*Adapted from http://autoimmune-paleo.com/coconut-curried-cauliflower-with-kale/. See this site for more whole foods based and delicious recipes.
Almond Butter, Turmeric and Ginger Cookies*
Makes about 12 cookies
1 cup almond butter**, creamy, roasted or raw
1 cup coconut sugar
1 tsp pure vanilla extract
1 whole egg
1 whole egg yolk
1 tbsp ground cinnamon
1 tsp ginger root, freshly ground
1 tbsp Turmeric, freshly ground (preferred) or powdered
1/2 tsp ground nutmeg, fresh
1/2 tsp baking soda
1/2 tsp sea salt
1/2 cup unsweetened shredded coconut
1/2 cup raw pecans, chopped
Preheat oven to 350 and line a baking sheet with parchment paper.
Combine the almond butter and sugar in a bowl mix by hand or with a mixer until combined
Add the vanilla, egg, and egg yolk and mix.
Add the ginger, Turmeric, nutmeg, baking soda and salt and mix
Add the shredded coconut and pecans and mix thoroughly
Batter will be thick but not crumbly. If too crumbly, beat it longer
Scoop a heaping tablespoon of dough and place on parchment paper. Slightly flatten the top of the cookie. Repeat until dough is gone.
Bake for 10-12 minutes.
Let them cool on the baking sheet for a couple minutes
*Adapted from http://www.primalpalate.com/paleo-recipe/almond-butter-Turmeric-and-ginger-cookies/

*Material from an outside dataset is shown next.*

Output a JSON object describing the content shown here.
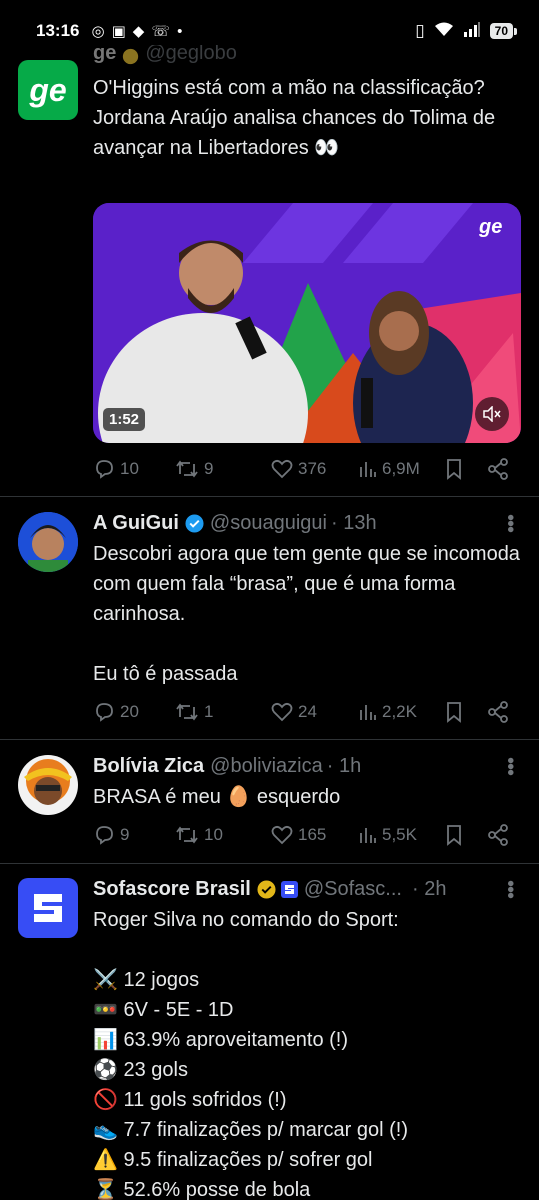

**Any form of nut butter can be used in this recipe. Make sure there’s no added sugar in the ingredients, and we generally try to avoid peanut butter. Peanuts are delicious but full of an inflammatory intermediate called arachidonic acid. We naturally get plenty of these types of fats in our diet.

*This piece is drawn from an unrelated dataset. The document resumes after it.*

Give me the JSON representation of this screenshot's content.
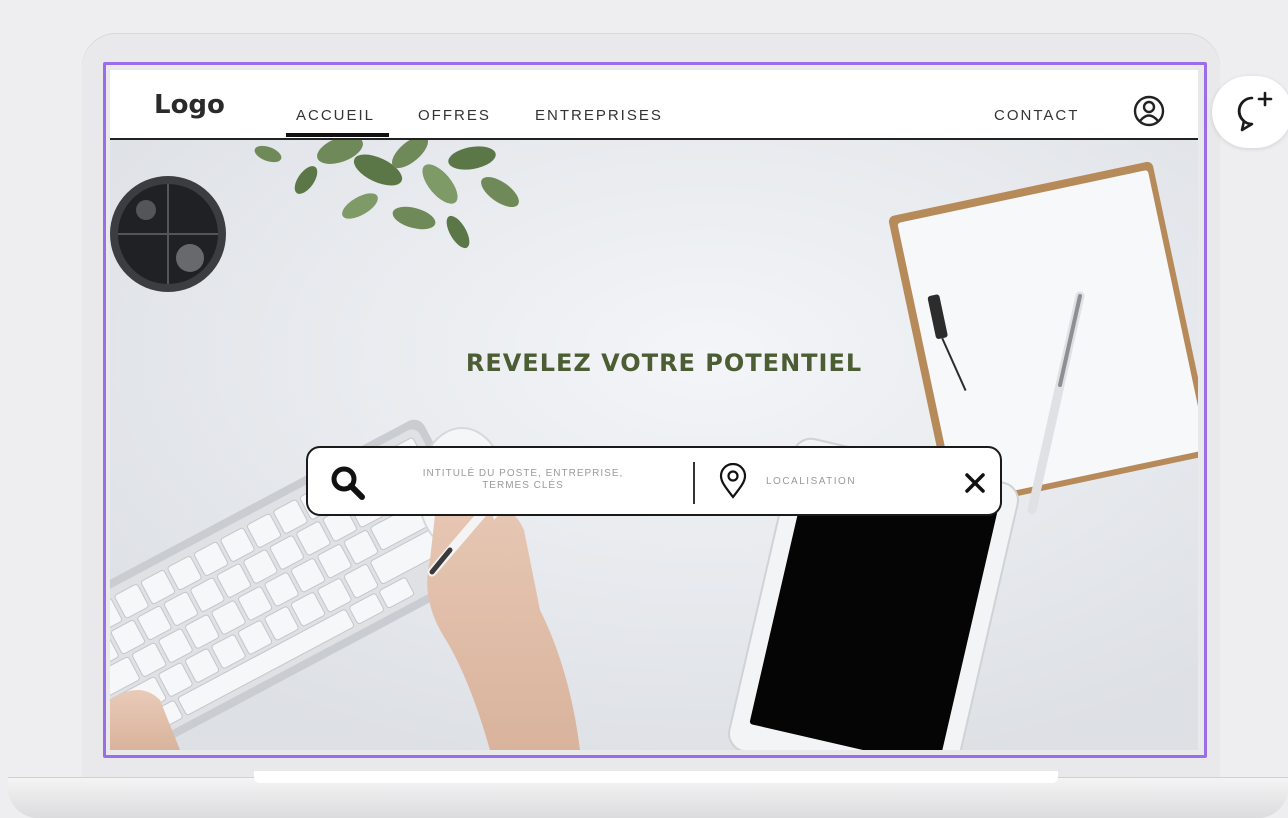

At Kitsap Clinic of Natural Medicine, we like to start by addressing the fundamentals of health. Without adequate hydration, a whole foods based diet, daily moderate exercise, adequate sleep, and minimizing uncompensated stress, the body will have a hard time healing even with the best supplements and/or pharmaceuticals. As naturopathic physicians, we appreciate the use of supplements for when a larger dose of curcumin is needed; however, encouraging a healthy lifestyle is our preferred approach for prevention and treatment of low grade inflammation. At Kitsap Clinic of Natural Medicine, we carry both bulk Turmeric powder and supplements containing highly absorbable forms of curcumin.